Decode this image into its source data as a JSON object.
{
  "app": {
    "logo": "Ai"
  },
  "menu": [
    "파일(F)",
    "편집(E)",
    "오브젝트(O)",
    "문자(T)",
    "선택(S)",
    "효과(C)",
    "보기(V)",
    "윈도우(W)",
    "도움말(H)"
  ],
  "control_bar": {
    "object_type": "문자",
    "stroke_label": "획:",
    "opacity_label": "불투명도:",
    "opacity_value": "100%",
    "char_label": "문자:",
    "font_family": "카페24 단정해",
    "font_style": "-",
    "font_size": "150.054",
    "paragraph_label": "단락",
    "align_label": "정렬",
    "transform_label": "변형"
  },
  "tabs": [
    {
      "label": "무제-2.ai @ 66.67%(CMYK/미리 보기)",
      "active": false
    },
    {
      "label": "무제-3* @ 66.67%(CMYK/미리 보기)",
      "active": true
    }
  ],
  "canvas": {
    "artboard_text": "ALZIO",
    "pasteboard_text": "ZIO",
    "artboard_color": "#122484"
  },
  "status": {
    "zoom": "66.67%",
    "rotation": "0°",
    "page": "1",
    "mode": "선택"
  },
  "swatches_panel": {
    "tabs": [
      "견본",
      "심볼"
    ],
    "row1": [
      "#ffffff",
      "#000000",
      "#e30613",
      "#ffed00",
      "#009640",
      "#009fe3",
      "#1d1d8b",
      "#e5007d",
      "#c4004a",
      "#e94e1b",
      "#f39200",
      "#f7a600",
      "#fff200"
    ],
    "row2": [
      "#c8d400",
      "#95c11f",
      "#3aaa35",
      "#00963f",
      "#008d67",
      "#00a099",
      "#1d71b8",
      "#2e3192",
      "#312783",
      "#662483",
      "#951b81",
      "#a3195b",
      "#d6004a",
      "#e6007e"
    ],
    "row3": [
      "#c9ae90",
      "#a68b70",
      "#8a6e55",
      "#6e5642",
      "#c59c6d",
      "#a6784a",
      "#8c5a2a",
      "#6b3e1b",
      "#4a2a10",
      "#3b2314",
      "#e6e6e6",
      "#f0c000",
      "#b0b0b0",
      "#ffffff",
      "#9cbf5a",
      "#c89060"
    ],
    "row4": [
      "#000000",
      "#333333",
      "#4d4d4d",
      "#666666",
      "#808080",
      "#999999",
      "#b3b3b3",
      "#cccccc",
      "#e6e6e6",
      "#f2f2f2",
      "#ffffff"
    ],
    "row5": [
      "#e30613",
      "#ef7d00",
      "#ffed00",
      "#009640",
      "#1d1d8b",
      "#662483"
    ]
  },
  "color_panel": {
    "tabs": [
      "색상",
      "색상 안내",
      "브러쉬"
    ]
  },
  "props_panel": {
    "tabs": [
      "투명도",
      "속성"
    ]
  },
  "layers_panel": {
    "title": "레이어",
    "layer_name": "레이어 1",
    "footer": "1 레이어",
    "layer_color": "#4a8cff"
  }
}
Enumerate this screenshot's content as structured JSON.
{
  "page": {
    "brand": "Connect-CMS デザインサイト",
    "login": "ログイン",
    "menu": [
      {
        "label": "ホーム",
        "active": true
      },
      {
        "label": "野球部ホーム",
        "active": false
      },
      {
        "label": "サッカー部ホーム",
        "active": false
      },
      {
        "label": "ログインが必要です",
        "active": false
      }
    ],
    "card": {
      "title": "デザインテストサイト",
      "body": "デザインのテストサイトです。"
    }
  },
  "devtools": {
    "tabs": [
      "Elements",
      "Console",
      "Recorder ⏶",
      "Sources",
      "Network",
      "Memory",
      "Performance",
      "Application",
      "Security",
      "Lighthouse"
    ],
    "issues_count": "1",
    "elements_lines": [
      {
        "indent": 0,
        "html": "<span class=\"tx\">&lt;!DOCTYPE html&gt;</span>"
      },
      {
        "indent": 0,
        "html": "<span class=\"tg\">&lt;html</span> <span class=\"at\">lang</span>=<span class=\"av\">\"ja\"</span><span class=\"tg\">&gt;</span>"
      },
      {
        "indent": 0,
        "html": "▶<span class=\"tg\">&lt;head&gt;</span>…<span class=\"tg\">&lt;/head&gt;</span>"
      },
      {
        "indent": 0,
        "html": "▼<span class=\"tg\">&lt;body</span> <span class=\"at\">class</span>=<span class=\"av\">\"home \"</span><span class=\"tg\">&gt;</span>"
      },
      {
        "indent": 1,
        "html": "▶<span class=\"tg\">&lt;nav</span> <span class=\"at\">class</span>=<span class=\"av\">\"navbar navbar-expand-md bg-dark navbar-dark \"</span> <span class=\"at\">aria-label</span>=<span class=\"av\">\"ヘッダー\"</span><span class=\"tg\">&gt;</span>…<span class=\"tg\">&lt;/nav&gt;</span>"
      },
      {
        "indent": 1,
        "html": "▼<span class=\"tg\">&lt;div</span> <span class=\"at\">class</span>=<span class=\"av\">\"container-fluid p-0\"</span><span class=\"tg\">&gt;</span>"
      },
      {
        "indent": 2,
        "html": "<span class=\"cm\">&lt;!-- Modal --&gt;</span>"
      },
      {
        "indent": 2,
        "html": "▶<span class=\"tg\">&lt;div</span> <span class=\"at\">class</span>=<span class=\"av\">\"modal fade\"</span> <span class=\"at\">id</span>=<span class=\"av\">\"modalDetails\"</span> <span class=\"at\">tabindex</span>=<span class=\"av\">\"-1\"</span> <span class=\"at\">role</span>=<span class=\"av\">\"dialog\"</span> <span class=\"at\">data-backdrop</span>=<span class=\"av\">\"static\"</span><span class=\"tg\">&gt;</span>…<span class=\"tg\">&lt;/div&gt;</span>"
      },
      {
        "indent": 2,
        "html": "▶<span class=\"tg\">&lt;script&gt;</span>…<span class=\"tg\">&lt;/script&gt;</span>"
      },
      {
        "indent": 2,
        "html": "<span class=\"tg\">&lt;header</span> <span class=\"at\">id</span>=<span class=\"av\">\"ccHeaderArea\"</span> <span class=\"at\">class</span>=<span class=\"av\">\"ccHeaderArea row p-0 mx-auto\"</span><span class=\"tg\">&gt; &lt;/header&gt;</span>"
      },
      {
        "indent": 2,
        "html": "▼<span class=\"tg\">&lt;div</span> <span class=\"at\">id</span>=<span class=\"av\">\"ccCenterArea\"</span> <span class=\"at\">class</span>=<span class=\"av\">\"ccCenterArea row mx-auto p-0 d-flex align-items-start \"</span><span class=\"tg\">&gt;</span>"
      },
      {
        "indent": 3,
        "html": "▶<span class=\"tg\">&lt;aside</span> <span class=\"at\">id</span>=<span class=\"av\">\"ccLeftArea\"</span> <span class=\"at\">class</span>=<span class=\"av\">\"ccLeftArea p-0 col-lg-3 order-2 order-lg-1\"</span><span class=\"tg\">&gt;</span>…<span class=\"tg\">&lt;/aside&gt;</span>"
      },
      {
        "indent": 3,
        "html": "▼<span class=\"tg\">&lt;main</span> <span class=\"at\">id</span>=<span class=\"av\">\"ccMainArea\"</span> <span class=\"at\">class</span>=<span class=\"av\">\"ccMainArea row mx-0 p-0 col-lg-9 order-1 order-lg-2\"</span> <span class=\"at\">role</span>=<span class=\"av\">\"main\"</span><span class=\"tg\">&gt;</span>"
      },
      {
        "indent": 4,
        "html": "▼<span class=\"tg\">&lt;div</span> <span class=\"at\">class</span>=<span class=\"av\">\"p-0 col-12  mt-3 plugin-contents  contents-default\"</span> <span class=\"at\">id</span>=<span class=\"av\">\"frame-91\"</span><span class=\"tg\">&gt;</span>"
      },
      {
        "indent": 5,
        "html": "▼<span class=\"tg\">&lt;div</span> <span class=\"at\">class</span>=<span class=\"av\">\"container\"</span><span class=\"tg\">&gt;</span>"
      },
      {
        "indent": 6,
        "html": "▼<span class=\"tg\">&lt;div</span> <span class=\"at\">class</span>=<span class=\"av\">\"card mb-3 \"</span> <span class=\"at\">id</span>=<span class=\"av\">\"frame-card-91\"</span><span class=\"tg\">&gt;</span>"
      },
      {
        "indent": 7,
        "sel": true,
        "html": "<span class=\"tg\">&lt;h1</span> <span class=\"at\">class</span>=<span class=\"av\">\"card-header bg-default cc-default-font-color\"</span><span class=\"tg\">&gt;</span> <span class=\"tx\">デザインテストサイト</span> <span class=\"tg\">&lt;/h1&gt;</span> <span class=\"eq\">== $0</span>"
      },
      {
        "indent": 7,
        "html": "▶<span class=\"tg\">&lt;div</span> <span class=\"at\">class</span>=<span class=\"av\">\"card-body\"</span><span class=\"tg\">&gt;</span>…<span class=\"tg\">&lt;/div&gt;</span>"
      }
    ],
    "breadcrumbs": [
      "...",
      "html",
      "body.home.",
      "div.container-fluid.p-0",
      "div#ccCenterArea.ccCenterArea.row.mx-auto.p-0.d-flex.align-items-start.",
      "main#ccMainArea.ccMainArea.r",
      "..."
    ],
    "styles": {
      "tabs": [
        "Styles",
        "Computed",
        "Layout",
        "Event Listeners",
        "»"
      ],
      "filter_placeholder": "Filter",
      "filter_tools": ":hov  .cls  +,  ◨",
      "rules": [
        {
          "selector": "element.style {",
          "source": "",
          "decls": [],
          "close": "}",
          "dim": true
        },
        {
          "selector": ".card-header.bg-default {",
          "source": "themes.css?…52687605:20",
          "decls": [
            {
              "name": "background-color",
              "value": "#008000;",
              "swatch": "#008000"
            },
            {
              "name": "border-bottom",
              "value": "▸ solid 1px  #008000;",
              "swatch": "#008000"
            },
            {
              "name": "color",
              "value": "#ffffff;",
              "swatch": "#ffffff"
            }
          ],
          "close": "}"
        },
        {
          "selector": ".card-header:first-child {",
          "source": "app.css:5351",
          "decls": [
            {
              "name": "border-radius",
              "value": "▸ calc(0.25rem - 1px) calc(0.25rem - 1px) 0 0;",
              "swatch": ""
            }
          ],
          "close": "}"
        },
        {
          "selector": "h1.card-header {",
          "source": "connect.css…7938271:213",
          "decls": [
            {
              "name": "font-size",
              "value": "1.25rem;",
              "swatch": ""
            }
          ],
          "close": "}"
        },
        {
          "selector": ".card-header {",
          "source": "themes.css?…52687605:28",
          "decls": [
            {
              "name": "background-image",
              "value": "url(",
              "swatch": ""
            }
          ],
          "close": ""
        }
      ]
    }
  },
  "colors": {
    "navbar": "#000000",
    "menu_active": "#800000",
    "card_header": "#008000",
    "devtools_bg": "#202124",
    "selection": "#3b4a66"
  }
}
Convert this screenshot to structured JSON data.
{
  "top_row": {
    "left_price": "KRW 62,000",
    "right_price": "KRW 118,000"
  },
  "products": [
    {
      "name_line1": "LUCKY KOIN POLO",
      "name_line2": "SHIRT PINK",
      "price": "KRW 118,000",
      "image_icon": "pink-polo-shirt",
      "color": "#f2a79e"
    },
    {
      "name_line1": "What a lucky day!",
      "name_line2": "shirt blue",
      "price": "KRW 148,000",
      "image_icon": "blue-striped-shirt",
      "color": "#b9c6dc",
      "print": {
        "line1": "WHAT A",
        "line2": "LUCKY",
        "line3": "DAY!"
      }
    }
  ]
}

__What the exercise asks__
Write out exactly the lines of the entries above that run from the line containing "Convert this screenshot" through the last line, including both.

__Answer to this task__
Convert this screenshot to structured JSON data.
{
  "top_row": {
    "left_price": "KRW 62,000",
    "right_price": "KRW 118,000"
  },
  "products": [
    {
      "name_line1": "LUCKY KOIN POLO",
      "name_line2": "SHIRT PINK",
      "price": "KRW 118,000",
      "image_icon": "pink-polo-shirt",
      "color": "#f2a79e"
    },
    {
      "name_line1": "What a lucky day!",
      "name_line2": "shirt blue",
      "price": "KRW 148,000",
      "image_icon": "blue-striped-shirt",
      "color": "#b9c6dc",
      "print": {
        "line1": "WHAT A",
        "line2": "LUCKY",
        "line3": "DAY!"
      }
    }
  ]
}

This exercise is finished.